facing death

One thing that I remember from his talk is that Maguire mentioned that in the course of conducting his research he came to realize that some Westerners had been executed in S-21 (a.k.a. Tuol Sleng), the infamous torture center in Phnom Penh run by Kaing Guek Eav, a.k.a. “Duch” (sounds like “Doik”). And what is interesting is that he had actually succeeded in identifying (at least) one of these victims, a surfer from California who had also spent time surfing on the north shore of Oahu in Hawaii.

What Maguire had found out is that this guy, and some friends, had tried to smuggle Thai stick (i.e., marijuana) from Thailand to Hong Kong, but were blown ashore in Cambodia when it was under the control of the Khmer Rouge. They were captured and taken to S-21, had their pictures taken, (presumably) were tortured, and then were killed.

The Cambodia Genocide Project at Yale has digitized some 5,000 photographs of S-21 victims. I’m not sure if their pictures are there or not.

ts

Today, however, I came across some digitized materials in the David Chandler Cambodia Collection at Monash University. Now a professor emeritus, Chandler is the premier Western historian of Cambodia. And apparently what he did after retiring was to offer Monash Library many of the materials that he had collected over the years through his research, and the Monash Library has digitized a few of them (please digitize more!!!).

As a side note, I think that this is a practice that every scholar should start engaging in. However, rather than waiting until one retires, one should put resources on the web as soon as one is “done” with them. For example, if you collect materials to publish a book, put them on the Internet after the book is published. Let’s all share!

Duch

Back to the topic of S-21, in the David Chandler Cambodia Collection I came across a document from 1999 entitled “Interview with Kaing Guek Eav, also known as Duch, chairman of S-21.” It is a record of an interview conducted by Christophe Peschoux of the UN’s Office of the High Commissioner for Human Rights.

In this long (86 pages) interview, Peschoux brings up the topic of Westerners being killed at S-21. Duch says (pg. 79) that “I remember that these people had come to Cambodia by sea. Our naval forces had arrested them. I do not remember very well how many of them there were. . . I do remember getting an order from Nuon Chea to burn their bodies. They were burnt on a bunch of tyres. I do not recall exactly where, but it was close to Boeng Trabek, between Mao Se Tong Boulevard and Boeng Tumpun, next to a small pond where nobody lived. They were detained in S-21 for less than a month.”

I’m assuming that Duch was talking here about the surfers who were trying to smuggle marijuana from Thailand to Hong Kong.

ThaiStickbook

And on that note, it looks like Peter Maguire has researched that topic further. I see that later this fall a new book that he has written is coming out – Thai Stick: Surfers, Scammers, and the Untold Story of the Marijuana Trade.

This is the summary of the book on the Columbia University Press page:
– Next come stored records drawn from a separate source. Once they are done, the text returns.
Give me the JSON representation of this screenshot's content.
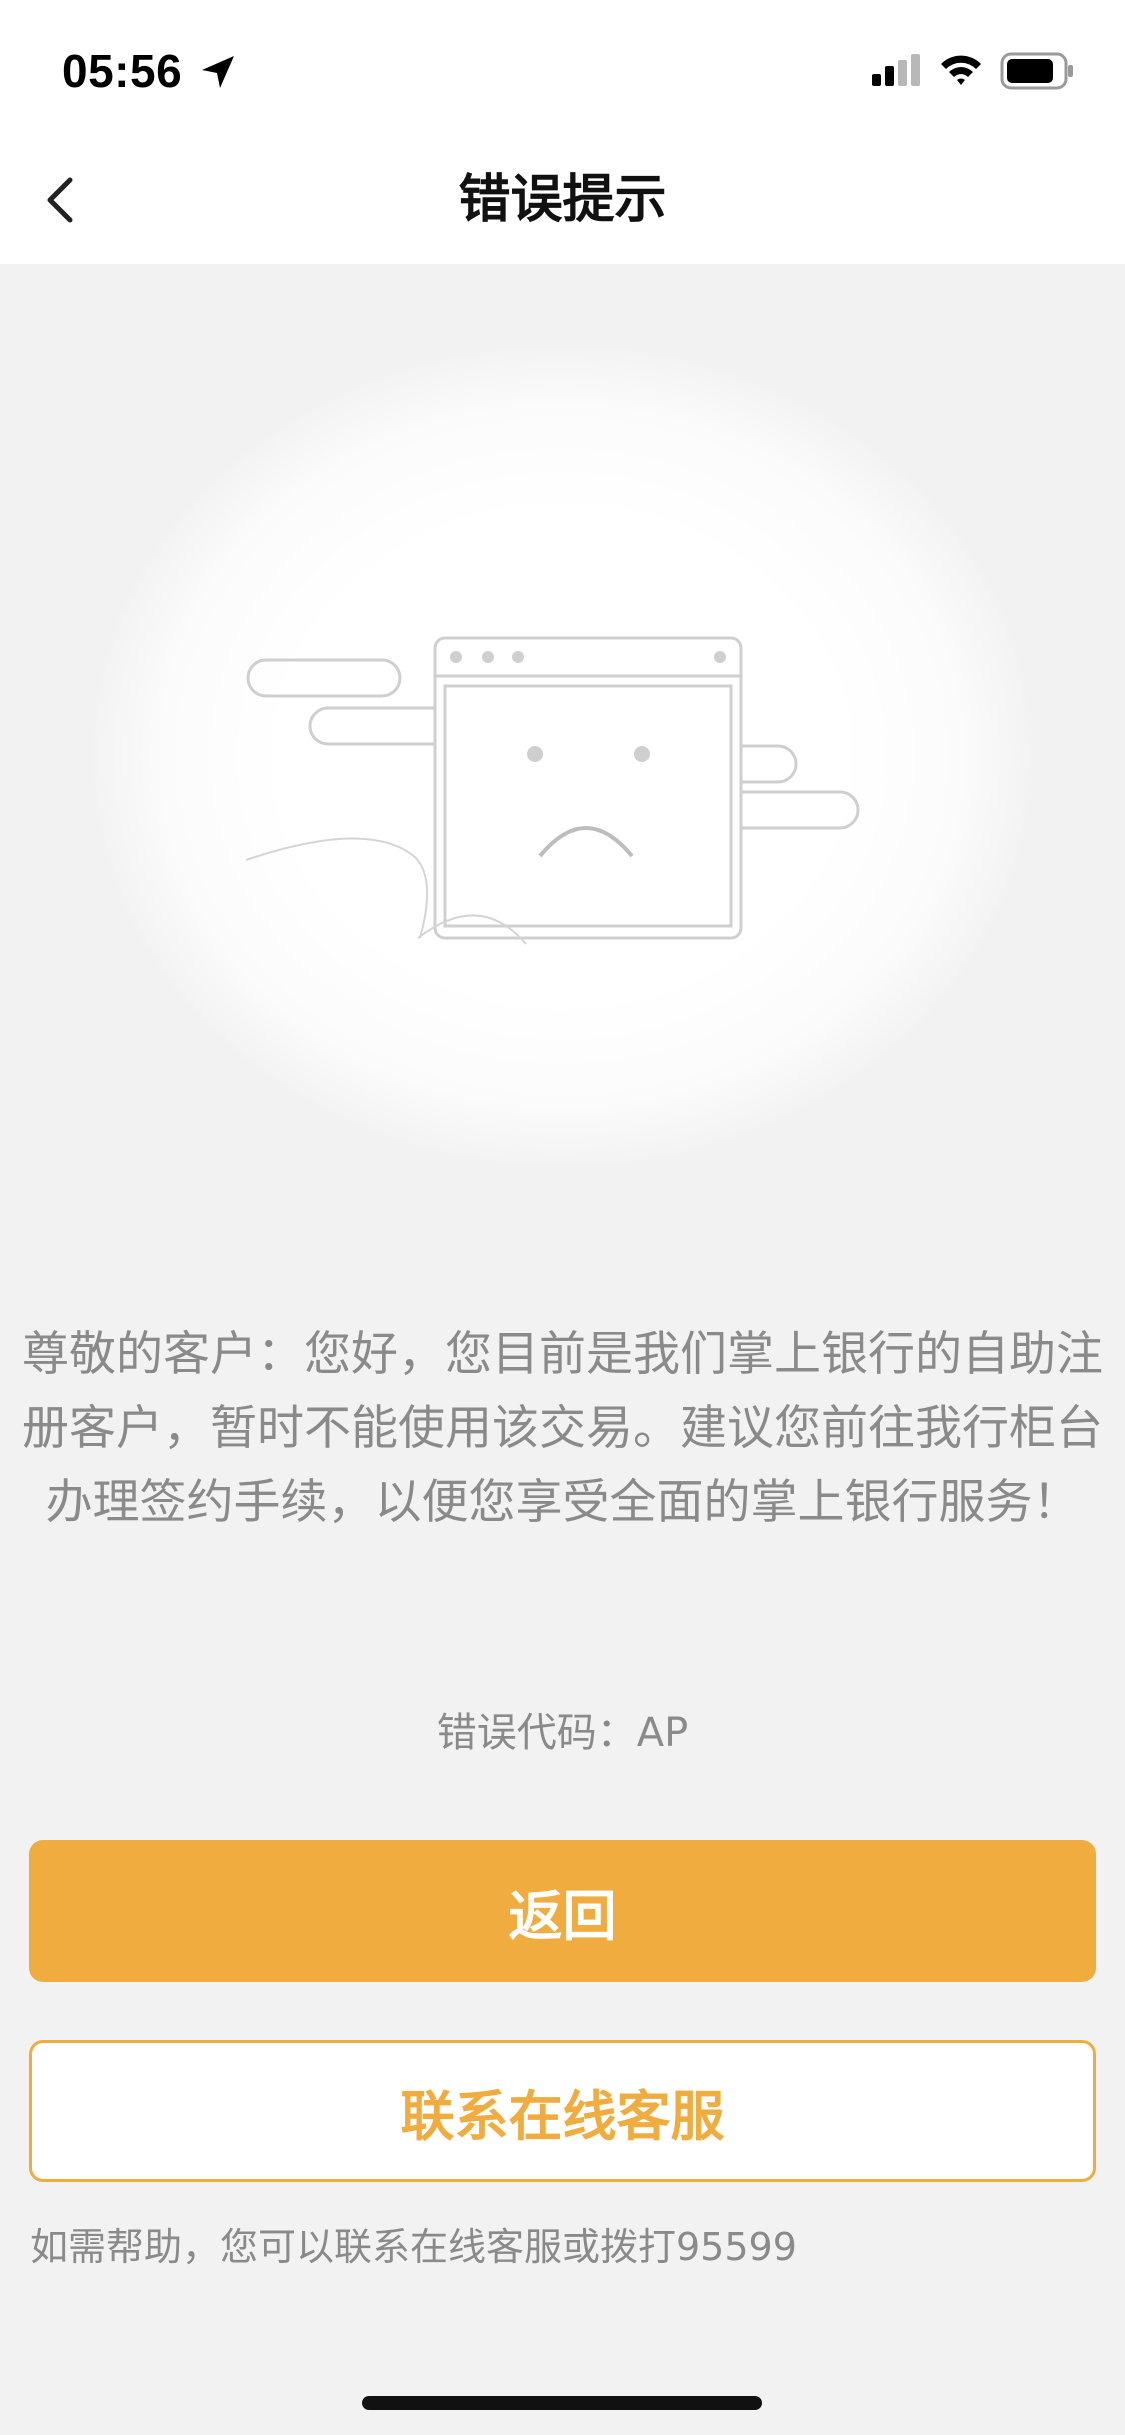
{
  "status_bar": {
    "time": "05:56",
    "icons": [
      "location-arrow-icon",
      "cellular-signal-icon",
      "wifi-icon",
      "battery-icon"
    ]
  },
  "nav": {
    "title": "错误提示",
    "back_icon": "chevron-left-icon"
  },
  "illustration": {
    "icon": "sad-browser-window-icon"
  },
  "message": {
    "text": "尊敬的客户：您好，您目前是我们掌上银行的自助注册客户，暂时不能使用该交易。建议您前往我行柜台办理签约手续，以便您享受全面的掌上银行服务！",
    "error_code": "错误代码：AP"
  },
  "buttons": {
    "back_label": "返回",
    "contact_label": "联系在线客服"
  },
  "help": {
    "text": "如需帮助，您可以联系在线客服或拨打95599"
  },
  "colors": {
    "accent": "#f0ac3f",
    "background": "#f2f2f2",
    "text_secondary": "#8a8a8a"
  }
}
“Thailand’s capital, Krungtep, known as Bangkok to Westerners and ‘the City of Angels’ to Thais, has been home to smugglers and adventurers since the late eighteenth century. During the 1970s, it became a modern Casablanca to a new generation of treasure seekers: from surfers looking to finance their endless summers to wide-eyed hippie true believers and lethal marauders leftover from the Vietnam War. Moving a shipment of Thai sticks from northeast Thailand farms to American consumers meant navigating one of the most complex smuggling channels in the history of the drug trade.

“Peter Maguire and Mike Ritter are the first historians to document this underground industry, the only record of its existence rooted in the fading memories of its elusive participants. Conducting hundreds of interviews with smugglers and law enforcement agents, the authors recount the buy, the delivery, the voyage home, and the product offload. They capture the eccentric personalities who transformed the Thai marijuana trade from a GI cottage industry into one of the world’s most lucrative commodities, unraveling a rare history from the smugglers’ perspective.”

It looks like this will be a fun book to read.